27 September 2022 - Two thirds of patients with painful bone, muscle and joint conditions taking part in the novel pilot project, reported improvements in their health

Swimming pool

A year-long community-based project has helped improve the lives of South East Londoners with musculoskeletal (MSK) conditions.

The Good Boost Project launched in Southwark in April 2021, and was led by King’s College Hospital NHS Foundation Trust rehabilitation clinicians, physiotherapists and hospital volunteers. The project aimed to give patients living with long-term MSK conditions (conditions affecting the joints, bones and muscles), those recovering from joint replacement surgery, as well as older patients, the opportunity to keep active.

The one-year project, which was also trialled by Kingston Hospital, was funded by the Health Innovation Network (HIN) South London. King’s College Hospital patients were offered a personalised water-based exercise programme, developed using Artificial Intelligence, based on their health condition, fitness level and confidence in the water.

Four fifths (80%) of participants were in the poorest two income quintiles, and 84% were black or Asian.
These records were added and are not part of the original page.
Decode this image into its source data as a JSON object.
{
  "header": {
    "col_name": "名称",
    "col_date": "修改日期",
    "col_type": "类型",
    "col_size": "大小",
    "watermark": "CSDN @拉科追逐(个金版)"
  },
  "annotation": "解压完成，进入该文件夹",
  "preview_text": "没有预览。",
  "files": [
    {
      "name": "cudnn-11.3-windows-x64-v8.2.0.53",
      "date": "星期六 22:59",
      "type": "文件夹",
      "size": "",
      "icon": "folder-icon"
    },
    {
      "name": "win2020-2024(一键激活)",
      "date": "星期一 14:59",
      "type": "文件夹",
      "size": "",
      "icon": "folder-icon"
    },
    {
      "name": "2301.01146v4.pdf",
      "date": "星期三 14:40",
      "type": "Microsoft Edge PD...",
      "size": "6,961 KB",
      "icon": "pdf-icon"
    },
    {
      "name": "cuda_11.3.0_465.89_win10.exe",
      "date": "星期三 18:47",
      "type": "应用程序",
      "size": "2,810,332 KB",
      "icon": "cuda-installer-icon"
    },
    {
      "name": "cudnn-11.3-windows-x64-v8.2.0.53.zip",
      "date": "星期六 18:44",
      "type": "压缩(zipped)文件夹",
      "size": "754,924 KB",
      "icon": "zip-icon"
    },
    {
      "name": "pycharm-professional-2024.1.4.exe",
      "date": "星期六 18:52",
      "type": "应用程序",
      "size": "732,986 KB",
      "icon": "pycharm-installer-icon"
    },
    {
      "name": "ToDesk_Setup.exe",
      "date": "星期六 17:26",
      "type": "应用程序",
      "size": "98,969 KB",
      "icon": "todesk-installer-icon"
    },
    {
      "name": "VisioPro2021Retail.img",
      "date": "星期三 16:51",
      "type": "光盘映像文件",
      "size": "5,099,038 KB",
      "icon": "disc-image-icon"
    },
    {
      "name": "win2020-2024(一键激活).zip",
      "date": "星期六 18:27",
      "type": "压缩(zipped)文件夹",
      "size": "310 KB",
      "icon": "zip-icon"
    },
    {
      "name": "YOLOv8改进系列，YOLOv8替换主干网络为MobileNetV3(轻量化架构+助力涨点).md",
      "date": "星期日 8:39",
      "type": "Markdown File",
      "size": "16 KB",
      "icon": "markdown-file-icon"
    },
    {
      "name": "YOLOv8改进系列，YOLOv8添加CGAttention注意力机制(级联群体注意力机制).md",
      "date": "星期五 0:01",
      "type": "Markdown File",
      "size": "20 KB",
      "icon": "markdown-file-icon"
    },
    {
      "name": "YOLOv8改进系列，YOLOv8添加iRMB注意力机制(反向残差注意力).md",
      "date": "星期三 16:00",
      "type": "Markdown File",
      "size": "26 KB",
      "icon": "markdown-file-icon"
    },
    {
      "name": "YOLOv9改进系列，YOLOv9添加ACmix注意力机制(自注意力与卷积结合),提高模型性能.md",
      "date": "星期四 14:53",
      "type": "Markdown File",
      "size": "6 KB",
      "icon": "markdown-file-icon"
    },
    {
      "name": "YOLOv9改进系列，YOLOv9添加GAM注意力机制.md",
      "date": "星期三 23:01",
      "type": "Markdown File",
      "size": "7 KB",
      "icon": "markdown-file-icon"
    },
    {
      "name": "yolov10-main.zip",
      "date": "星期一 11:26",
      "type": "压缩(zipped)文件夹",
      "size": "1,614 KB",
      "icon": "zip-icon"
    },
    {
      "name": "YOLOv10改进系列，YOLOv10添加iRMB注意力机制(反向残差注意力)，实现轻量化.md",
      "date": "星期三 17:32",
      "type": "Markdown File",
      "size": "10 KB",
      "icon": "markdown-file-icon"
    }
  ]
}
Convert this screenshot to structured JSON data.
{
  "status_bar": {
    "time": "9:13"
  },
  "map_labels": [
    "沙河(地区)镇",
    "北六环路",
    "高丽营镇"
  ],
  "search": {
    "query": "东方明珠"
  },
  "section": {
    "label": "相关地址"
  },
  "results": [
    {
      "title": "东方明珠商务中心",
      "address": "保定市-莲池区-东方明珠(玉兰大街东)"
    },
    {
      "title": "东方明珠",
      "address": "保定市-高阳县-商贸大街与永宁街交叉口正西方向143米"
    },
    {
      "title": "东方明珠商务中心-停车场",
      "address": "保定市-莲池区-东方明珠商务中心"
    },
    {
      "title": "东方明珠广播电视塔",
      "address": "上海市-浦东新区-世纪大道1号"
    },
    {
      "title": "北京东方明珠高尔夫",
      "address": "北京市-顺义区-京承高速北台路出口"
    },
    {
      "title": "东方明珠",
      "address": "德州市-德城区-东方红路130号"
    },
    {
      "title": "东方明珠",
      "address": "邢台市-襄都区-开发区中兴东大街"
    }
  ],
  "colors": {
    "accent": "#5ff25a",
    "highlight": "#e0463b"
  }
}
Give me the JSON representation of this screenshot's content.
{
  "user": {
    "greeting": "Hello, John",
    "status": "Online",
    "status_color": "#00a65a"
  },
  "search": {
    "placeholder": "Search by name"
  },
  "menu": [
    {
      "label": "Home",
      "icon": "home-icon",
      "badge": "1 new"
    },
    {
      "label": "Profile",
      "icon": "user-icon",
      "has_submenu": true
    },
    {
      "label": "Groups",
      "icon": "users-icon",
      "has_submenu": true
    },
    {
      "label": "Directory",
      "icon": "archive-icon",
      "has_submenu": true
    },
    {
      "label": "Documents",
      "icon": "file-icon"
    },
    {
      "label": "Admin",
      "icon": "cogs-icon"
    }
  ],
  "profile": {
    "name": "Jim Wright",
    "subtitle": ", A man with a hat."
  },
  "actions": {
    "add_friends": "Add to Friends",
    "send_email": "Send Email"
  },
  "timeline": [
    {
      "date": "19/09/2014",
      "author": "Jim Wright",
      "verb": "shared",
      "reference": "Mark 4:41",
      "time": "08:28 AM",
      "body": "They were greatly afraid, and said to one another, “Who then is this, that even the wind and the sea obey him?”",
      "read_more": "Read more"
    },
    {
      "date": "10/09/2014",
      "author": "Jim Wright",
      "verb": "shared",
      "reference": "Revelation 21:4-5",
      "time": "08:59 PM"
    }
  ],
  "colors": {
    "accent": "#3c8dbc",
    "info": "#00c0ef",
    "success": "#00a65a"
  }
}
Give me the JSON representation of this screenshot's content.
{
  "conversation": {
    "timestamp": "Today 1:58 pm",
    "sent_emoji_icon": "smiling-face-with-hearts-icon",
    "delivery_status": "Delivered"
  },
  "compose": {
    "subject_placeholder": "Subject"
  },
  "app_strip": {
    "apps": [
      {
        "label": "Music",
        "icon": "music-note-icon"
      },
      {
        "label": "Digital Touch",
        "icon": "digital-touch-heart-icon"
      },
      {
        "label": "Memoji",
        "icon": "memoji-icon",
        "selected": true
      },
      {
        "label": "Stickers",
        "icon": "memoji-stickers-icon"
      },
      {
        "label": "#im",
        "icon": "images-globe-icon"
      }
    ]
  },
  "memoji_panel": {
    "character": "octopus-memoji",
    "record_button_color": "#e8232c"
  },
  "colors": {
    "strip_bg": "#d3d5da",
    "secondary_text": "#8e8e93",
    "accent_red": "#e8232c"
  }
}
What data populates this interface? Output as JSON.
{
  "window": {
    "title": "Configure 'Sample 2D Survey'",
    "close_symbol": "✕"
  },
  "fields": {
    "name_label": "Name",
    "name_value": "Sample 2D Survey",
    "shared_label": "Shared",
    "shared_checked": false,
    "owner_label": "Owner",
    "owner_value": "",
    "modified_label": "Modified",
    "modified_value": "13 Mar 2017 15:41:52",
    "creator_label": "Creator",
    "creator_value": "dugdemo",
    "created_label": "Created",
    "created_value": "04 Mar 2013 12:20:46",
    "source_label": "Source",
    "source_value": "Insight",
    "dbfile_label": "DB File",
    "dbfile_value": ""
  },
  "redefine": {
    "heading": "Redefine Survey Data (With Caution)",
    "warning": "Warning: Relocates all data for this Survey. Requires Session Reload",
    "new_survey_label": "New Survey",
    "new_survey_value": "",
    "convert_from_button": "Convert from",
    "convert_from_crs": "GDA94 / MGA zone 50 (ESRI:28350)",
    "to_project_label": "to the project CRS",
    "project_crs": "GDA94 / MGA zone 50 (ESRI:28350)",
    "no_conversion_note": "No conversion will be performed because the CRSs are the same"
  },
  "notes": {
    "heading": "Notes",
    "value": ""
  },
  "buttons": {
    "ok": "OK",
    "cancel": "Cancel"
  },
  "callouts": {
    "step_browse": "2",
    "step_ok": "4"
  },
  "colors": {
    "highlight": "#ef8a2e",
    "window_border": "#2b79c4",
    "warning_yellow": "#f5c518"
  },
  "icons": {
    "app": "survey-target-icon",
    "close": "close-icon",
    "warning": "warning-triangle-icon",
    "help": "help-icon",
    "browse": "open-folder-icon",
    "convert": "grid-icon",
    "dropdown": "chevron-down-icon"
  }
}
Almost half were living with another long-term health condition. The programme was aimed at people who were not regularly involved in physical activity, with 55% of participants reporting they were inactive before they started.

After just five months, two-thirds of participants reported an improvement in their health; almost a quarter reported improvements in their functional capacity; and more than a fifth reported a reduction in pain levels.

Nicky Wilson, Consultant Physiotherapist at King’s College Hospital NHS Foundation Trust, explained: “This project began in the second COVID-19 national lockdown to make sure that people with MSK conditions could continue to keep active and well.

“Delivering the Good Boost Project in the heart of the community is increasing opportunities for people with MSK conditions to access rehabilitation, widen their social support networks, and embed regular ongoing physical activity into their lives, which will improve and maintain their health. It’s hugely exciting and humbling to see the impact the programme is having.”

Dorothy Oxley, 74, from East Dulwich, was invited to take part in the project after undergoing knee surgery in October 2021. She said: “My operation on my knee had left me with mobility problems, and I was determined to get my independence back. So when my physiotherapist mentioned the Good Boost Project, I was delighted to take part.

“I'm glad I signed up, because it really did help me build my confidence and become more mobile. Being in the water meant I wasn’t worried about losing my balance and falling, and everyone in the group supported each other. It truly was a boost.”